To do ->
Determine how many lines in the entries below include the word "text", and reply with that number alone.

(Items from an interface collection)

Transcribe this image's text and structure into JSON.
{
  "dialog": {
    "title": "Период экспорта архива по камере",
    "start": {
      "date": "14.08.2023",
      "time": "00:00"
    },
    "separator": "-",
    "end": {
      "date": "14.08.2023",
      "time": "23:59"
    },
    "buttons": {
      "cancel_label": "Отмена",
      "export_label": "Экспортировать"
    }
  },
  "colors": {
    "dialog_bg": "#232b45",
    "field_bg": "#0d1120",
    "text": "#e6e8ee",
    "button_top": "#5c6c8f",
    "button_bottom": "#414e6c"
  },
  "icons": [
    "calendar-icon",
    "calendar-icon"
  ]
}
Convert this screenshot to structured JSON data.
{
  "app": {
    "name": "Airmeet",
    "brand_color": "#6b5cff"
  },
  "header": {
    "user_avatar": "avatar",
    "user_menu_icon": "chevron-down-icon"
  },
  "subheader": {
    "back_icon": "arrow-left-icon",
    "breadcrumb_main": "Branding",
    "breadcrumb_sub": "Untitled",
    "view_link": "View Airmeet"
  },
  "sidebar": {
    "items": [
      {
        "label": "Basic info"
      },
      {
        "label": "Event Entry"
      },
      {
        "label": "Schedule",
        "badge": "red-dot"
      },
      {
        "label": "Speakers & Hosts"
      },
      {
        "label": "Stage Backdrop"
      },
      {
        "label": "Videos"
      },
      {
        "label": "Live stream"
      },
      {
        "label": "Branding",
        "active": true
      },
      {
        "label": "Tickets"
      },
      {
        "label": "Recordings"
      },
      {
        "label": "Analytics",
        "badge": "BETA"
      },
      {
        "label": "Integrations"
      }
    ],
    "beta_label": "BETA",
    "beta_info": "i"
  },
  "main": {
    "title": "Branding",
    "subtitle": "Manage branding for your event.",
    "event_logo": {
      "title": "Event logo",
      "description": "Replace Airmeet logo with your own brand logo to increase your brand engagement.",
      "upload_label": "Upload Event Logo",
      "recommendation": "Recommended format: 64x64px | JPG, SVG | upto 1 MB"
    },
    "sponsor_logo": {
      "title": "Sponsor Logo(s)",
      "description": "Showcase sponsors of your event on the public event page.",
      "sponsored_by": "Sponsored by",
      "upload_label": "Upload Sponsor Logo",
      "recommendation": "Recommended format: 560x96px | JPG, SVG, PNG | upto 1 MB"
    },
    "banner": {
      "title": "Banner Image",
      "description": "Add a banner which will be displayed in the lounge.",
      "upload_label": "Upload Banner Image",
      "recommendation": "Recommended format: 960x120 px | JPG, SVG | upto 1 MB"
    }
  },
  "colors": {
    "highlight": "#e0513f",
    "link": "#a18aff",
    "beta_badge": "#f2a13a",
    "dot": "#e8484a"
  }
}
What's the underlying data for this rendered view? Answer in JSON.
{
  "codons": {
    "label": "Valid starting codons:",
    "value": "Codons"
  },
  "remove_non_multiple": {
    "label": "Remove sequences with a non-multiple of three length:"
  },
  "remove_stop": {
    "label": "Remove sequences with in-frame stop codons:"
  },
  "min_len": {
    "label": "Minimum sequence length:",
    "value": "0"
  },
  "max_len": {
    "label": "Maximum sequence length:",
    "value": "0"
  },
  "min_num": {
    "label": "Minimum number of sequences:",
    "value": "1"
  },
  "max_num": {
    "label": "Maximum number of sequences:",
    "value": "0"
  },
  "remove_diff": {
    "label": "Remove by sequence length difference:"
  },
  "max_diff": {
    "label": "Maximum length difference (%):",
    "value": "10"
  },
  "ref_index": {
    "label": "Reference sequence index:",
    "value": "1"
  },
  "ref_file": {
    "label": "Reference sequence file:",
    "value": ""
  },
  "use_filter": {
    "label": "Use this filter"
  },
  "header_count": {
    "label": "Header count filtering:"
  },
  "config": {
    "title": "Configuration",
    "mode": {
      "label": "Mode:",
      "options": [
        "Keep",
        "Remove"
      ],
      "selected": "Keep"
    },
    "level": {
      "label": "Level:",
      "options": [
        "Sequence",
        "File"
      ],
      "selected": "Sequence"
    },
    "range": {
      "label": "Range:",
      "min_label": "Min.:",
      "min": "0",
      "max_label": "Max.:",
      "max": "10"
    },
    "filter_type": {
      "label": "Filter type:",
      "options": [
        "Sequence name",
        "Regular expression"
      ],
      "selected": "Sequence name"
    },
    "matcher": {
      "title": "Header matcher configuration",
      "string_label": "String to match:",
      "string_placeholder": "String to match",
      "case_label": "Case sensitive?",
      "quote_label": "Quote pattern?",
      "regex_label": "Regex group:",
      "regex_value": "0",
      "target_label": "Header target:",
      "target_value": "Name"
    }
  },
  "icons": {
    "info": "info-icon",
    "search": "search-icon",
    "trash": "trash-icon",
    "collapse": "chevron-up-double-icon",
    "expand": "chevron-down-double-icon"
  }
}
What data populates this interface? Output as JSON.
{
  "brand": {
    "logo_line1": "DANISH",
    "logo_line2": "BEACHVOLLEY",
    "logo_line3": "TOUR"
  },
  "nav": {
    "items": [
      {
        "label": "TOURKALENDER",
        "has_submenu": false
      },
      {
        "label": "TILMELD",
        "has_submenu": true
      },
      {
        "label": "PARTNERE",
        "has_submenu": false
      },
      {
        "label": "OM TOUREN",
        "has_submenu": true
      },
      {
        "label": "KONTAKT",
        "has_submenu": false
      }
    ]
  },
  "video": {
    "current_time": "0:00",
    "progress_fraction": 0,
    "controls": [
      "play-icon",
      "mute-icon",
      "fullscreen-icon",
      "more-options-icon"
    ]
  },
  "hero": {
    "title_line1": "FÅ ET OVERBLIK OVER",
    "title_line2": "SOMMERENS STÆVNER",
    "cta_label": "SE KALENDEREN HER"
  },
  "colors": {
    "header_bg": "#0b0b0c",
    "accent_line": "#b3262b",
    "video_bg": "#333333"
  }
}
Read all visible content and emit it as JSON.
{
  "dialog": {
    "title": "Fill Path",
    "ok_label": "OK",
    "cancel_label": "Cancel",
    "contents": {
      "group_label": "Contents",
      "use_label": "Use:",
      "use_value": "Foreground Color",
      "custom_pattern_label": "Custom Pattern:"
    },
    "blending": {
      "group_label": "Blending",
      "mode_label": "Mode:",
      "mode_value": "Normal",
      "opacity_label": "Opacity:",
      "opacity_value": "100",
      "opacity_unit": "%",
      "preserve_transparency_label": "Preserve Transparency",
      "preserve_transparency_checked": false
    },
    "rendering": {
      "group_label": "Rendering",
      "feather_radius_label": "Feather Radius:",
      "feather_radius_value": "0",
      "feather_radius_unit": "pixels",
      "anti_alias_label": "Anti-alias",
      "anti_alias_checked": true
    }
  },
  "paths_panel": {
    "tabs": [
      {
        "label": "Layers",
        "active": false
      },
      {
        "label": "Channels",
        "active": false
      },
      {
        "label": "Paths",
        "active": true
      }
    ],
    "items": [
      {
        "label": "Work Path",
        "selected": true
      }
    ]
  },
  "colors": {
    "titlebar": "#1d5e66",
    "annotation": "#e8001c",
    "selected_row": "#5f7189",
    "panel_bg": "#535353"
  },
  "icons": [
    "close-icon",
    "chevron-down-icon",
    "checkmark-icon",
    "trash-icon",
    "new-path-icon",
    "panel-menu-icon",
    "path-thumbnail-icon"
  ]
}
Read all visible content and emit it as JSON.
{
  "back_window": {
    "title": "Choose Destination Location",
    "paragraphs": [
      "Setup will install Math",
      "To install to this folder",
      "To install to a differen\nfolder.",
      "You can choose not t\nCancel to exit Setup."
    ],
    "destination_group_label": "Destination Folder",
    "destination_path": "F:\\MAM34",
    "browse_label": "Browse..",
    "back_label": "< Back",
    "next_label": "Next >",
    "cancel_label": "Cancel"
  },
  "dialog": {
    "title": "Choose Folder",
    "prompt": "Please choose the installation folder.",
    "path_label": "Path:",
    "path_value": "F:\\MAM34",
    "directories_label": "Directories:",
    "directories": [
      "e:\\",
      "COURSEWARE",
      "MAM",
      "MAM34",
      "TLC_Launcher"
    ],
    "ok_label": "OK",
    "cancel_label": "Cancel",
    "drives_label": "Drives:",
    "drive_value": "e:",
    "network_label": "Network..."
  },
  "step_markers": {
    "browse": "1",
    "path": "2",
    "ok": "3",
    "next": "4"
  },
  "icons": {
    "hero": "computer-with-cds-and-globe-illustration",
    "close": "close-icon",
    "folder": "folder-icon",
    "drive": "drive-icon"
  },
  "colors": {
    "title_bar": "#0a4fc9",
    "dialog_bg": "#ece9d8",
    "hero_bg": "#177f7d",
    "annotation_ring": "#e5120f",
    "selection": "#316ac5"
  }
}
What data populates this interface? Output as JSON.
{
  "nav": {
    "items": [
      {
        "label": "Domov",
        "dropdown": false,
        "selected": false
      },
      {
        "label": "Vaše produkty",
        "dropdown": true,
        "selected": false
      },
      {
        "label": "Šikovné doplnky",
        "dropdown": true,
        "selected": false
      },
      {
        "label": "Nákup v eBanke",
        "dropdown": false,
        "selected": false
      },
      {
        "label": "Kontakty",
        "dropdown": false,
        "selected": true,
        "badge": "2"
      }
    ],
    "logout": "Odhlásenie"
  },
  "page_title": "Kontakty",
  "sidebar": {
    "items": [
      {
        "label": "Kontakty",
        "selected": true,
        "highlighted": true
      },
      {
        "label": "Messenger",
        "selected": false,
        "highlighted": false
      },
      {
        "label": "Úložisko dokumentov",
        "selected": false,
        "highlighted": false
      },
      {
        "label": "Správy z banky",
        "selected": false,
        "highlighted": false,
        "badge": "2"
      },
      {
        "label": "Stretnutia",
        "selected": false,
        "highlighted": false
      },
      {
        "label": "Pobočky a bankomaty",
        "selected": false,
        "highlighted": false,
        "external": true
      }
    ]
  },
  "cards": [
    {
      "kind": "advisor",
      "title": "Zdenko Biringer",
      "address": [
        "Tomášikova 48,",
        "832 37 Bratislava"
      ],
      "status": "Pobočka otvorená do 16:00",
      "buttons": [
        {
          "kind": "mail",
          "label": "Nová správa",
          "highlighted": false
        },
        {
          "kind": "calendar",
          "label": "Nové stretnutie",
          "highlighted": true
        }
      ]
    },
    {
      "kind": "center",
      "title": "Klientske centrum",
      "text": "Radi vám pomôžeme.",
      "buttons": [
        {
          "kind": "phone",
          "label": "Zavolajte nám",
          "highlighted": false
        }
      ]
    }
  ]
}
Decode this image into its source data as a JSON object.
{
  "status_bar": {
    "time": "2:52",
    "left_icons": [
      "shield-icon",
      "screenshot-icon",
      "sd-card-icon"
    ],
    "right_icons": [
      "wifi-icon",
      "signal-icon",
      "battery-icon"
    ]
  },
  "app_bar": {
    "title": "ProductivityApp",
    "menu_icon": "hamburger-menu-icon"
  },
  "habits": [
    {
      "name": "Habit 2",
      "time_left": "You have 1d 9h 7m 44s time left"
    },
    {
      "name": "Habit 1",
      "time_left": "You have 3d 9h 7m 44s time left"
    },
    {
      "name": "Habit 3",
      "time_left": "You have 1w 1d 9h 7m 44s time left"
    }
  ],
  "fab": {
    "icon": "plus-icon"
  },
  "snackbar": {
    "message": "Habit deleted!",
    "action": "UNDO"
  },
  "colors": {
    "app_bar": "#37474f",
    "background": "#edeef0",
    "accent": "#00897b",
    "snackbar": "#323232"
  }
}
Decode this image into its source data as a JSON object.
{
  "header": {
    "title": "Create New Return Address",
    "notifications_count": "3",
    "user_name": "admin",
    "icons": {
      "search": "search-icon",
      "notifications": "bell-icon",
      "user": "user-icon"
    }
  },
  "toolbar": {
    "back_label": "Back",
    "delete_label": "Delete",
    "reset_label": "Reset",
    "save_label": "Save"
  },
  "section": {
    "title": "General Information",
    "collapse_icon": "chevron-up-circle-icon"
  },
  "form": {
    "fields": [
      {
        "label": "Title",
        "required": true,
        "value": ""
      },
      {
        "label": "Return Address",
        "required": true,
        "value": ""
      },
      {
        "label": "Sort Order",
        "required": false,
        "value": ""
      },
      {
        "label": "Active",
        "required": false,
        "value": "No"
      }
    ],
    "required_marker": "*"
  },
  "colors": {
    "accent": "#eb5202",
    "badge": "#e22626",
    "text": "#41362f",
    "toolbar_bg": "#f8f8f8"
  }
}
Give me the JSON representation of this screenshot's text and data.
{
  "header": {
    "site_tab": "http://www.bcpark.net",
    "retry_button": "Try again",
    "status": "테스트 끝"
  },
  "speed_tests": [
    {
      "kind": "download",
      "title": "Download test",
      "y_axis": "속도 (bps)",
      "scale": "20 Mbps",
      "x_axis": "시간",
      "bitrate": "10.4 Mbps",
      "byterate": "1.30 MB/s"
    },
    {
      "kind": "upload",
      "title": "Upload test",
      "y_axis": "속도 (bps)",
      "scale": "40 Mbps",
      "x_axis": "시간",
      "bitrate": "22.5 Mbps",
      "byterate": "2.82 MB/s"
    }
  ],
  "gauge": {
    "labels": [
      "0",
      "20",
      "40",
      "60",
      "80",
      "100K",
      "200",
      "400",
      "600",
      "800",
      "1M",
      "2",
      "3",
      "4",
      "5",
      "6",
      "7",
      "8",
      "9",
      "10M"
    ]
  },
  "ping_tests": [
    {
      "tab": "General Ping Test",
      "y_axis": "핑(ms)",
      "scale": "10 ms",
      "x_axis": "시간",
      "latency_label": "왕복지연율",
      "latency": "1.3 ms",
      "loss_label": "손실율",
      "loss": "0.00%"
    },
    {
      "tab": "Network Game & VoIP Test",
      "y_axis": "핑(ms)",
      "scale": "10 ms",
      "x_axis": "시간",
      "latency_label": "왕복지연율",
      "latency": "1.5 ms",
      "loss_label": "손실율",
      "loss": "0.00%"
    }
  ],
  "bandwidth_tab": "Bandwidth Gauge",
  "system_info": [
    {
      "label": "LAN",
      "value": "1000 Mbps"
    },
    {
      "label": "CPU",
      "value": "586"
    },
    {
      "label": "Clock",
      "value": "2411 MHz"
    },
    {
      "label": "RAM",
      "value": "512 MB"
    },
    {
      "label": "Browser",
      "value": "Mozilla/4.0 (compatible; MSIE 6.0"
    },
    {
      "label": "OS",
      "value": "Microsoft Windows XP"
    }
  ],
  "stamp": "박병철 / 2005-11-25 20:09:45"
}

Answer section ->
5